Excerpts from an interface dataset:
⁂
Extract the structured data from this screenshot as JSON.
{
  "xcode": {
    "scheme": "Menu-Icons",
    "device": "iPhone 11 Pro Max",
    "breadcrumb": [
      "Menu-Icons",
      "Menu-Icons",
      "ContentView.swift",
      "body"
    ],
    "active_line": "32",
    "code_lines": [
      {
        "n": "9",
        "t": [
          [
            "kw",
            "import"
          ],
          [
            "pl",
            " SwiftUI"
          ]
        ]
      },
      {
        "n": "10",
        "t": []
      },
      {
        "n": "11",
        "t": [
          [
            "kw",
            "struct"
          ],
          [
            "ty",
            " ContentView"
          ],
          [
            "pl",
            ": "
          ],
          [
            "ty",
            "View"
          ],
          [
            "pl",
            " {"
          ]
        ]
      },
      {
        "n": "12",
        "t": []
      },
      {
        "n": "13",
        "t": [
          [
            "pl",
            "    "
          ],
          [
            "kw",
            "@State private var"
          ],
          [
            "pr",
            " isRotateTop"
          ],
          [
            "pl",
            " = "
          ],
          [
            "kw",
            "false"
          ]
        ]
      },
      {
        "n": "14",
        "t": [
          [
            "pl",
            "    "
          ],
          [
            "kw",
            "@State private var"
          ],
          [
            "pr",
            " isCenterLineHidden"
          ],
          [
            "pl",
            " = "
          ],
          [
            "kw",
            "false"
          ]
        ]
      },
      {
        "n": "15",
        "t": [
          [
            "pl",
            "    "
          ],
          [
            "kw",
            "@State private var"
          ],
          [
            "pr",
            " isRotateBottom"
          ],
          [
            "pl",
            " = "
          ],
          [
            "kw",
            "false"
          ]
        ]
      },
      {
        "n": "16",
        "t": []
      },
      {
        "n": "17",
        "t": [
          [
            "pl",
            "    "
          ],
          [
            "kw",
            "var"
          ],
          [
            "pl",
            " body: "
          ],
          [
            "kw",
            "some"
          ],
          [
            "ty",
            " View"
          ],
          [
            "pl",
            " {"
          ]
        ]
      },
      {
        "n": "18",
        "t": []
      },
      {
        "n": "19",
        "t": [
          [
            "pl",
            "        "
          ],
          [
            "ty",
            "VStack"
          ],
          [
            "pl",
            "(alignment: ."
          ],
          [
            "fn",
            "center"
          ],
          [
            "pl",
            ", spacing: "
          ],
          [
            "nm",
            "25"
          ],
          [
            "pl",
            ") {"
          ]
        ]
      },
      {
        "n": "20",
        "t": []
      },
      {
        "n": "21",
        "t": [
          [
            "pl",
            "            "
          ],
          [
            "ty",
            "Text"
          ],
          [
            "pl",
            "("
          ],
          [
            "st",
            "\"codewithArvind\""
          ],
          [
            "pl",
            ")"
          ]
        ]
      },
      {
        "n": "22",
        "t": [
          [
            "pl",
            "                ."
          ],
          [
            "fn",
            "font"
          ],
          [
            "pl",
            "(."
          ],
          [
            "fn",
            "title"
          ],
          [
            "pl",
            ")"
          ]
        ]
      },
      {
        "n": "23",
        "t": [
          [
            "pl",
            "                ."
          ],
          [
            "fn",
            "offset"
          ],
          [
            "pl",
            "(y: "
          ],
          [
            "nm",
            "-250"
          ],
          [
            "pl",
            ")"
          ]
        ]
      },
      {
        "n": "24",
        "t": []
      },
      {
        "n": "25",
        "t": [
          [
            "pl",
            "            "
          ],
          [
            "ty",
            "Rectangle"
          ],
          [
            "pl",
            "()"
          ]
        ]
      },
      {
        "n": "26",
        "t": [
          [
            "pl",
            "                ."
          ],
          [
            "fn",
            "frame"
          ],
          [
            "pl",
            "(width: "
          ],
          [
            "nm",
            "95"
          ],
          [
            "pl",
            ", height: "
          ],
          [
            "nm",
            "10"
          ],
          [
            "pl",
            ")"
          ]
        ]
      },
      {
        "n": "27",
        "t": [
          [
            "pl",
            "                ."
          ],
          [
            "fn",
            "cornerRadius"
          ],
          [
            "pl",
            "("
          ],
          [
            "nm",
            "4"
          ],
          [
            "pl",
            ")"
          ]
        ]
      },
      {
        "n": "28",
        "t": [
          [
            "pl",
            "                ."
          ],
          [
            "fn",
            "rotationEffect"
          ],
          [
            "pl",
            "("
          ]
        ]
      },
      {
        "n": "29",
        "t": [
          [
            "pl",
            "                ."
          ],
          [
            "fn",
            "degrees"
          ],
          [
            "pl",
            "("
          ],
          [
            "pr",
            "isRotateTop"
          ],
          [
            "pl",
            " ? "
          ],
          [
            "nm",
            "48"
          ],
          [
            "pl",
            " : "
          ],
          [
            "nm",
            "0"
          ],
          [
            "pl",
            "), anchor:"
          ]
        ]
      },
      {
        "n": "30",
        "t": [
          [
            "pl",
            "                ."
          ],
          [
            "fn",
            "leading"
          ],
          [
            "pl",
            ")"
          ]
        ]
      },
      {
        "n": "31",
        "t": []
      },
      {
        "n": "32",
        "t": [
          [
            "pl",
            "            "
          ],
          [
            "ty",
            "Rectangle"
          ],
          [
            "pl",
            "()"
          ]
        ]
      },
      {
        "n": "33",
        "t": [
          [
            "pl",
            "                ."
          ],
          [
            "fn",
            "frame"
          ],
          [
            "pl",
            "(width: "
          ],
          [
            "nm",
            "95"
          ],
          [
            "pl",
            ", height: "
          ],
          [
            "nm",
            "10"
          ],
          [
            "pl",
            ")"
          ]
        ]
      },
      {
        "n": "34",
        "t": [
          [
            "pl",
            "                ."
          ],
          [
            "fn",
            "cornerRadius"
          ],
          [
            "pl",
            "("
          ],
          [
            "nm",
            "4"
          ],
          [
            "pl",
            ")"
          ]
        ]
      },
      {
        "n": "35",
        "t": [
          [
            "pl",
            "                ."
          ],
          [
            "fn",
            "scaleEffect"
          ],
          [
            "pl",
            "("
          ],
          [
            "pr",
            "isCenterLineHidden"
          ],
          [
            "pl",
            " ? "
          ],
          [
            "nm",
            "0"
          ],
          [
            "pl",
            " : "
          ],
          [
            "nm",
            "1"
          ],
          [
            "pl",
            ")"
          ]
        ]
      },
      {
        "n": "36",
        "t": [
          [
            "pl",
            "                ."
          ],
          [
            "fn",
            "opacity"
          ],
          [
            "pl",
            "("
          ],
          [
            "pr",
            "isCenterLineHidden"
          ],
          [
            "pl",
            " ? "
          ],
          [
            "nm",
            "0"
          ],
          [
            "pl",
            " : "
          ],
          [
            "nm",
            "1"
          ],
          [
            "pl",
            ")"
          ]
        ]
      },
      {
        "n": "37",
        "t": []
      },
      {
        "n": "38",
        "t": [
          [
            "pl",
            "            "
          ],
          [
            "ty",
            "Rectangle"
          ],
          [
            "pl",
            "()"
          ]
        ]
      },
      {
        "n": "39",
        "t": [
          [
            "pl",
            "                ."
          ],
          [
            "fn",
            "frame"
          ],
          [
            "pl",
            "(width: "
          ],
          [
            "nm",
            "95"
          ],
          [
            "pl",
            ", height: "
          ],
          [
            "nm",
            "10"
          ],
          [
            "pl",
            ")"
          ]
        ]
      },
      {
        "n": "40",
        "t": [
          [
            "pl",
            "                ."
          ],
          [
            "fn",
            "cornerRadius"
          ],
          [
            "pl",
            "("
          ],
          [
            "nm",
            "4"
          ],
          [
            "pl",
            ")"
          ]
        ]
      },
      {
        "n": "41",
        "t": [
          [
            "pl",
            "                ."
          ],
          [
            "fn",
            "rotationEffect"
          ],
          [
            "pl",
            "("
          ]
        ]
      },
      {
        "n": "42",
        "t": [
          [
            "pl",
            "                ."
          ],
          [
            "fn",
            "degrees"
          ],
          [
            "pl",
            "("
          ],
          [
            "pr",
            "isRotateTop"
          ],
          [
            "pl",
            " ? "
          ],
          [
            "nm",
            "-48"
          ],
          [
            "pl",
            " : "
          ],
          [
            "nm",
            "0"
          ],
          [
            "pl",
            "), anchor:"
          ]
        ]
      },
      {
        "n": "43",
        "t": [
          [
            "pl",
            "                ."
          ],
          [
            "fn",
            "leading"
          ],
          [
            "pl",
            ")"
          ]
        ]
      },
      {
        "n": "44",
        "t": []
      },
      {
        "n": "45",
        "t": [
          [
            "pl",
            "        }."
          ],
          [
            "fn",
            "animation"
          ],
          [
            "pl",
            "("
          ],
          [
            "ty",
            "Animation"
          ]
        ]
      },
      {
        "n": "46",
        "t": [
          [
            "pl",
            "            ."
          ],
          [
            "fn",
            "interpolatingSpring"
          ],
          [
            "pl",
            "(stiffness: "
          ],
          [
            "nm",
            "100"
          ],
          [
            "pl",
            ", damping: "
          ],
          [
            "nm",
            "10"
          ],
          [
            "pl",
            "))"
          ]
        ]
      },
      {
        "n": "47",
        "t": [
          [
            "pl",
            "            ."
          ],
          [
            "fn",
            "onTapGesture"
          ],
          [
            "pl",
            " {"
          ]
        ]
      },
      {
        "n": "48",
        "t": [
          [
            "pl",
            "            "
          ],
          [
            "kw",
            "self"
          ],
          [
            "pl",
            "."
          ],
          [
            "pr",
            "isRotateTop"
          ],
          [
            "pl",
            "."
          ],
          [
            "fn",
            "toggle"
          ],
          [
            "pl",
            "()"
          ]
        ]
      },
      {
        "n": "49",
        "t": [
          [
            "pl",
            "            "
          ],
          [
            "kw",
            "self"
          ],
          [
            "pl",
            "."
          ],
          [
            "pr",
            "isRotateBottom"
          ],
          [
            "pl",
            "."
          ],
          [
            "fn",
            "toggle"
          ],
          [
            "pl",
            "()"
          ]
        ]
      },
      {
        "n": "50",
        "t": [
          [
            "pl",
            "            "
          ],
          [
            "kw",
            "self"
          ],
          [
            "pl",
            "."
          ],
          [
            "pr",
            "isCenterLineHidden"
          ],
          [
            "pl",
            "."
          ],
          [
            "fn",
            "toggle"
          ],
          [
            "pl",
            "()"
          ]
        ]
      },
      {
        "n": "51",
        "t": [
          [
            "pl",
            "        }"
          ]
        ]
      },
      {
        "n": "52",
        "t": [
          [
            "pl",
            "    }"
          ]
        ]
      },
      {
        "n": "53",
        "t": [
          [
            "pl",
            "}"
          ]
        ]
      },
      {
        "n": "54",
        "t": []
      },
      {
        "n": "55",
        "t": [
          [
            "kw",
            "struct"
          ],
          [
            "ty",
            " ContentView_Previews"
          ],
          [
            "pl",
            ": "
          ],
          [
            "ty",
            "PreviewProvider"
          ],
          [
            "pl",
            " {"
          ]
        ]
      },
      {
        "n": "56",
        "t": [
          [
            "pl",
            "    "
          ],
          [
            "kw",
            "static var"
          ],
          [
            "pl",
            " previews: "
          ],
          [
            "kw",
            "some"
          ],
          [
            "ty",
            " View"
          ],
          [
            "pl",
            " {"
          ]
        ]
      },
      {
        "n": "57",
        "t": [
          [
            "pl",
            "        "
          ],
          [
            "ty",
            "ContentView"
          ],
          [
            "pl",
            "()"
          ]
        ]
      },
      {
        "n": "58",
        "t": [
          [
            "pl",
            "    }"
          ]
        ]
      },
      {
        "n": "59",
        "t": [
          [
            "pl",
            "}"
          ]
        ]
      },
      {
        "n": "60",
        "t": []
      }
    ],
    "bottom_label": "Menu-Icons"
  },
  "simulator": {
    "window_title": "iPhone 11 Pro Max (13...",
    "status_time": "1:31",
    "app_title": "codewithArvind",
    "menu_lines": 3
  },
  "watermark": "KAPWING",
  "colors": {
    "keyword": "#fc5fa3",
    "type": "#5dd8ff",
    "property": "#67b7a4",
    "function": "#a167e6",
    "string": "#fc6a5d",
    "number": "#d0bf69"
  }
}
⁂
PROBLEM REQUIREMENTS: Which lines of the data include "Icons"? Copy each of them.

RESPONSE FOR THIS EXERCISE:
    "scheme": "Menu-Icons",
      "Menu-Icons",
      "Menu-Icons",
    "bottom_label": "Menu-Icons"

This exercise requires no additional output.